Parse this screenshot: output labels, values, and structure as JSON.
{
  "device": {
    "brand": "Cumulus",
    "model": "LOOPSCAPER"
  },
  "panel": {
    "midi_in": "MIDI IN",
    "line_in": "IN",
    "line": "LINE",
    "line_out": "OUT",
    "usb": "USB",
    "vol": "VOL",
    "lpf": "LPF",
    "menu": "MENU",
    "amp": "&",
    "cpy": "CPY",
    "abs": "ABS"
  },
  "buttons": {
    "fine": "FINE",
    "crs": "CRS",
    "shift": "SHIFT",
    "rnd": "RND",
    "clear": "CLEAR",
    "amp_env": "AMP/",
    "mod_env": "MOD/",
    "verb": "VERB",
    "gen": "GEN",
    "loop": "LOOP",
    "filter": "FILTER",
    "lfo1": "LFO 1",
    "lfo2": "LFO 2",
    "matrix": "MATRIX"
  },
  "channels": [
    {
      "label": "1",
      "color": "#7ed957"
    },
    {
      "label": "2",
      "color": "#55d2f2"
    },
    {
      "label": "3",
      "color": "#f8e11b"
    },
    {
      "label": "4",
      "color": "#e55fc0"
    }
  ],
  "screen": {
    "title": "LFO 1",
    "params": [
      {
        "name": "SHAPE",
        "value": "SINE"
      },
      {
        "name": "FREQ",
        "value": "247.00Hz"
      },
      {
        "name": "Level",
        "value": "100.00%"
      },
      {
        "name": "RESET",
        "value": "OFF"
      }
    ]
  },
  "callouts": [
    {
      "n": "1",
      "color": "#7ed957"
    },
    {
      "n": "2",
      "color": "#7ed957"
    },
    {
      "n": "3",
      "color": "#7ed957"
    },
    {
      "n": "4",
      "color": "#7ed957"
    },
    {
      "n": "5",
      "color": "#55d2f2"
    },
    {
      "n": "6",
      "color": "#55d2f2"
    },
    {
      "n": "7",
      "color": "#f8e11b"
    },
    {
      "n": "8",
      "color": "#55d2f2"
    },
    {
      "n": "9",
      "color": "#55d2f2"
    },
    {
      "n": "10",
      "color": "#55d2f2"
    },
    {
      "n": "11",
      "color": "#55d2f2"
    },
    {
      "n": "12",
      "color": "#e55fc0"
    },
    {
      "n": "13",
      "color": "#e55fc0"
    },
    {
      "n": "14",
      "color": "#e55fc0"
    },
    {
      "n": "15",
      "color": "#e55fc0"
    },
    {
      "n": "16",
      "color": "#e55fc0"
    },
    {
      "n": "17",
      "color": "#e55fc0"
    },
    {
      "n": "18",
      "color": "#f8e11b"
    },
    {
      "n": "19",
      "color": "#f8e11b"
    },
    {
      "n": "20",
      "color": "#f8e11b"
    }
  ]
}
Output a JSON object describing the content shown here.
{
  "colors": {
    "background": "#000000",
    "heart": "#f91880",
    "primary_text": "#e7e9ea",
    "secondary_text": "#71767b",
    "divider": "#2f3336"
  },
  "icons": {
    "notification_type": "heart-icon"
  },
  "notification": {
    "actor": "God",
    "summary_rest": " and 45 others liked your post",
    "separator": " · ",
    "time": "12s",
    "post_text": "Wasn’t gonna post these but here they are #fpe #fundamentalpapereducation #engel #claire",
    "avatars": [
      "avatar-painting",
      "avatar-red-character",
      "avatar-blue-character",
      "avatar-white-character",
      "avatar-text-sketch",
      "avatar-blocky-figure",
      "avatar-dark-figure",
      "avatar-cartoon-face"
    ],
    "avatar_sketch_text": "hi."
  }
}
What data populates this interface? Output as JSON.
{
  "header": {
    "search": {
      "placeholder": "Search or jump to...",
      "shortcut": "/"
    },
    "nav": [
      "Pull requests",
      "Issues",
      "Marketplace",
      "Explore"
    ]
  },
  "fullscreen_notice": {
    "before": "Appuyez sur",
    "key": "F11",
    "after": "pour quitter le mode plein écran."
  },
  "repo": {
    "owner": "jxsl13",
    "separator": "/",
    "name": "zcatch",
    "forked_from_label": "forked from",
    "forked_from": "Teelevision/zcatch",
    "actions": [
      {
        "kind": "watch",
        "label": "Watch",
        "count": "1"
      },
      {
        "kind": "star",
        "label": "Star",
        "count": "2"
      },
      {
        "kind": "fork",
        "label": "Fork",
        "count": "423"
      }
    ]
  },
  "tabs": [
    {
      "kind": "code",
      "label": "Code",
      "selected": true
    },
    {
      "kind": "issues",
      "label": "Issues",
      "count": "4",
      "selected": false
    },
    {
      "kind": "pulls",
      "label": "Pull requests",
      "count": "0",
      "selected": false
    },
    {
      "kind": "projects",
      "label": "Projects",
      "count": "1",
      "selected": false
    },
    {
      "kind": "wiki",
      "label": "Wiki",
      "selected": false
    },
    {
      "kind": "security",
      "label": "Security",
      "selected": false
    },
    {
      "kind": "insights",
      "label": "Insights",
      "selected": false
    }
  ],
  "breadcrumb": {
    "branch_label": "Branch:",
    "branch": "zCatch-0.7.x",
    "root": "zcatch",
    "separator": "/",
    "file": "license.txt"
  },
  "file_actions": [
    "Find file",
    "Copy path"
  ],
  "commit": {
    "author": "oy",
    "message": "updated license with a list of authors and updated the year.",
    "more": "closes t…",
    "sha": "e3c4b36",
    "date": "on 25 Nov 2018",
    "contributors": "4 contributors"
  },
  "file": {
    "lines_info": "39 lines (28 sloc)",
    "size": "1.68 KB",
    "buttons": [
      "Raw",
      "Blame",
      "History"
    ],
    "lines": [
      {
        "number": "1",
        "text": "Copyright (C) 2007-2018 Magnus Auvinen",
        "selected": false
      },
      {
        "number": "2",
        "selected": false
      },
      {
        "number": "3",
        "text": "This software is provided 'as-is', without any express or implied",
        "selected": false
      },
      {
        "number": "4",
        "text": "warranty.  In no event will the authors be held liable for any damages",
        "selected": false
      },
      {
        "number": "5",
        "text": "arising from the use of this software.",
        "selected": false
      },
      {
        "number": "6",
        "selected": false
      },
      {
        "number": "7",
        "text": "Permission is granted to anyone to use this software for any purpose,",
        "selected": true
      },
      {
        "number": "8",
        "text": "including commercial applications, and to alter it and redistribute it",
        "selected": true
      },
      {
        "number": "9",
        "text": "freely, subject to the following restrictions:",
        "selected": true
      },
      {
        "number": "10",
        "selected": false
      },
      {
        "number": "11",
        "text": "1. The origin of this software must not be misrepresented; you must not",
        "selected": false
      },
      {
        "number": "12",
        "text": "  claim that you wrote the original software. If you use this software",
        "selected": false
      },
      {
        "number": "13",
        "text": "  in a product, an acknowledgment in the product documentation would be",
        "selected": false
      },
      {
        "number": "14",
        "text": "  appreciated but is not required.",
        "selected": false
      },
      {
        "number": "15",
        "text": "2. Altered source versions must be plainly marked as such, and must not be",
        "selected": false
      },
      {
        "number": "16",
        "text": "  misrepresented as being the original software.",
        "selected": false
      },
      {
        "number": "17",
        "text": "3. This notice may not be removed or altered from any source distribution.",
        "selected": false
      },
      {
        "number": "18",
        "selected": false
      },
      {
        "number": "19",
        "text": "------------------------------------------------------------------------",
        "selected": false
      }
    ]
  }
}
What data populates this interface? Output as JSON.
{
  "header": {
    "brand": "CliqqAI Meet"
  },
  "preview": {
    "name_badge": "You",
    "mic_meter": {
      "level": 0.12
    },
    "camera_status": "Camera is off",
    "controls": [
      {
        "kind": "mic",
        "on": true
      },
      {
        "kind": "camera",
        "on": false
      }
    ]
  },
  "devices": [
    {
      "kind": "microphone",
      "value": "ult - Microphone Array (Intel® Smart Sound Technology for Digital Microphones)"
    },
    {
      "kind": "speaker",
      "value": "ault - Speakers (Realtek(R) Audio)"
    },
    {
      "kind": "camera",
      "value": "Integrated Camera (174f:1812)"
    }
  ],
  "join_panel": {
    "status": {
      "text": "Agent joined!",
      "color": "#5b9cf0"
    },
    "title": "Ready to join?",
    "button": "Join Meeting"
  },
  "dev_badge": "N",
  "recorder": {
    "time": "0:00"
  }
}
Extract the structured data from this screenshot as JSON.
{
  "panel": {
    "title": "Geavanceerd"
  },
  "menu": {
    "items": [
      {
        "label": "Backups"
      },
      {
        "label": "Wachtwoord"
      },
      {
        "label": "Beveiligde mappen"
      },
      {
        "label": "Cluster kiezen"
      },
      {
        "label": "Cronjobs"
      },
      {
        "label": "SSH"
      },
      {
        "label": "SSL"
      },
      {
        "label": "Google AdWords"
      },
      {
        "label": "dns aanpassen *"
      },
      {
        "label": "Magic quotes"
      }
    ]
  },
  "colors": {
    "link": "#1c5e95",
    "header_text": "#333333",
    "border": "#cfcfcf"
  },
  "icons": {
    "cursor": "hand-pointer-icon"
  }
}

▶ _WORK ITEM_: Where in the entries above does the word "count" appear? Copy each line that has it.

▶ _RESULT FOR THIS EXERCISE_:
        "count": "1"
        "count": "2"
        "count": "423"
      "count": "4",
      "count": "0",
      "count": "1",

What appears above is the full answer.